Data Collection and Evaluation
Georgia Built Their Own Data System to Manage QRIS
Georgia has a comprehensive online data system to manage all of the QRIS process from a child care program’s application to the QRIS, Quality Rated, to data collection and analysis including program information; training and technical assistance from registration to tracking; portfolio submission including a continuous quality improvement (CQI) plan; incentives management; resources for families, programs, and technical assistance and training professionals; reports and data; and communication. The system captures all information on a child care program and allows the program to track their progress through the process from application to rating. The development of the system was guided by Georgia’s work with their researcher, Frank Porter Graham Child Development Institute, who helped them develop a logic model, develop a validation and evaluation plan for their QRIS, create a data dictionary and create reports. The system is used by Quality Rated staff, technical assistance and training staff, CCR&R agencies, programs enrolled in Quality Rated, incentive partners, the research team, and most importantly, by families seeking child care and resources.
Cost Projections and Financing
Georgia Uses Provider Cost of Quality Calculator (PCQC) to Inform Their Plan for Tiered Reimbursement

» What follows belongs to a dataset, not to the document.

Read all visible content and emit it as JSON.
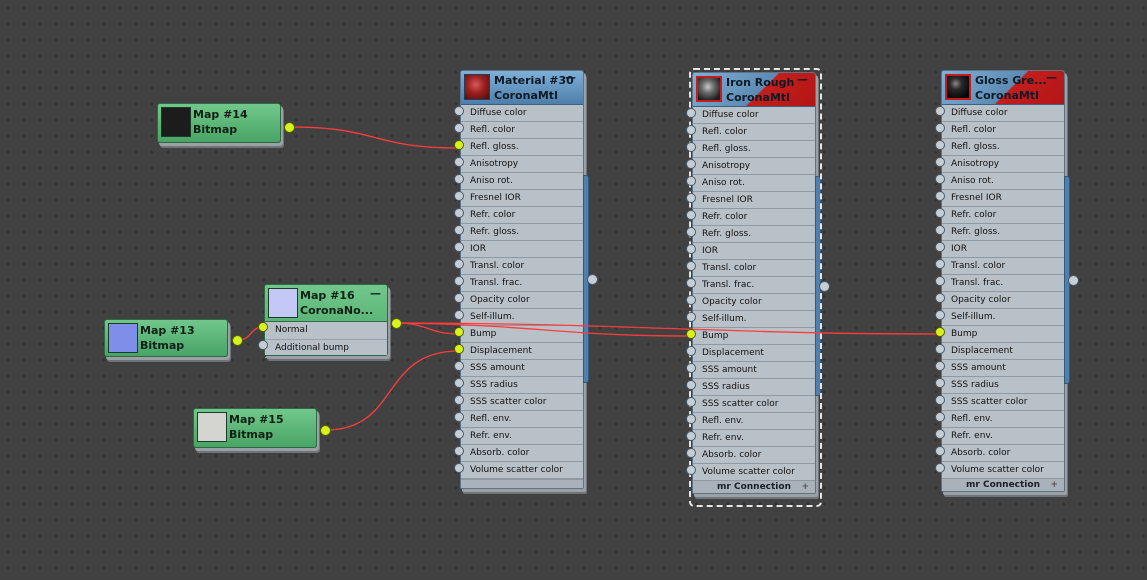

The PCQC is an online tool used to determine the financial impact to child care programs when they increase their quality as measured in a QRIS. Georgia used the calculator with a large selection of child care programs, including the large multi-site programs, who furnished financial data and participated in a large state level meeting to review the results of the PCOQ work. They recommended that the state implement modest tiered reimbursement percentages that could be sustained over time and would not dramatically reduce the number of children who could receive subsidies. Their recommendations were implemented on July 1, 2013 for Quality Rated programs, with programs receiving up to a 10% bonus for the highest level, three stars. The programs reported that they felt included, informed, and instrumental in the decision-making process which led to a smooth implementation of tiered reimbursement and fostered trusting relationships between the programs and the state. Georgia plans to use the PCQC in the future as a part of the 40 hour director’s training and for owners prior to them becoming licensed. Directors of three-star programs will be trained on the tool so that they can use it to mentor directors in one-star programs.